On the bottom is where you see the current temperature, a description of the current weather, and how many hours until it reaches your preferred temperature outside. The dial at the bottom lets you easily slide back and forth between the temperatures. Once you’ve stopped at your desired temperature, it will automatically set an alarm to notify you later. Underneath the set temperature, the app also lets you know how many hours it will take to reach it.

When I first tried out it out, the temperature in New York City was 85 degrees and partly cloudy. I set the dial to alert me at 84 degrees which said it would take two hours. But after two hours went by, the temperature went down and I didn’t get an alert. Then, I tried again by bringing it down to 77 degrees which said it would take four hours before alerting me. Even after four hours, I still had zero notifications on my phone.

After reading through the reviews on the App Store, I noticed that other users were posting the same complaint. It’s clear the developer — TinRocket — was well aware, because after a brief Twitter direct message exchange I was guided to a support article dedicated to the exact same problem.

its cool app attack it s settings

In the beginning, you’re asked for permission to use location information, access to background data, and permission to send push notifications. If you want to use the app to its fullest extent, make sure tap allow for all of them. If you tap don’t allow by accident, you can always go to Settings and scroll down to the It’s Cool app. There, you’ll have to turn the location on to While Using in order to find the local weather. Then, toggle Background App Refresh on to allow the app to check the weather periodically. If you want to receive notifications between the hours of 11 PM and 7 PM, toggle off Do Not Disturb mode.

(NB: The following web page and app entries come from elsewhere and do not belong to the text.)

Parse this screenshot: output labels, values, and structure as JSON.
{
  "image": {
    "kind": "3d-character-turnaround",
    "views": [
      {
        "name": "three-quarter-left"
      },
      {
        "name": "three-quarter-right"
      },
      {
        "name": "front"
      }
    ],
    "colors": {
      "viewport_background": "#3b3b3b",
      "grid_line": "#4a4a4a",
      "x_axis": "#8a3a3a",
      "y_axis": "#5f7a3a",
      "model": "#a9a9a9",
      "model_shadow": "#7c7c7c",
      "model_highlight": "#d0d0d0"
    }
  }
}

After fixing the settings, I started receiving notifications to my phone. When the outdoors reached 68 degrees, I saw a push notification that read exactly that. Some could argue you could easily step outside and check the weather, or even simply open a window. But since it did take a few hours, I forgot that I was even waiting for the temperature to drop since I was focused on other tasks. Even though we tell ourselves we’ll go outside once it gets cooler, it’s more likely we’ll be too buried in our phones to remember. That’s where the handy-dandy notification comes in.

its cool app attack it s notification

While summer is coming to an end, temperatures in September still remain high — you technically have one more month to make up for staying indoors these past few months. Even if you don’t plan on using it to go outside, the app could help lower those AC bills.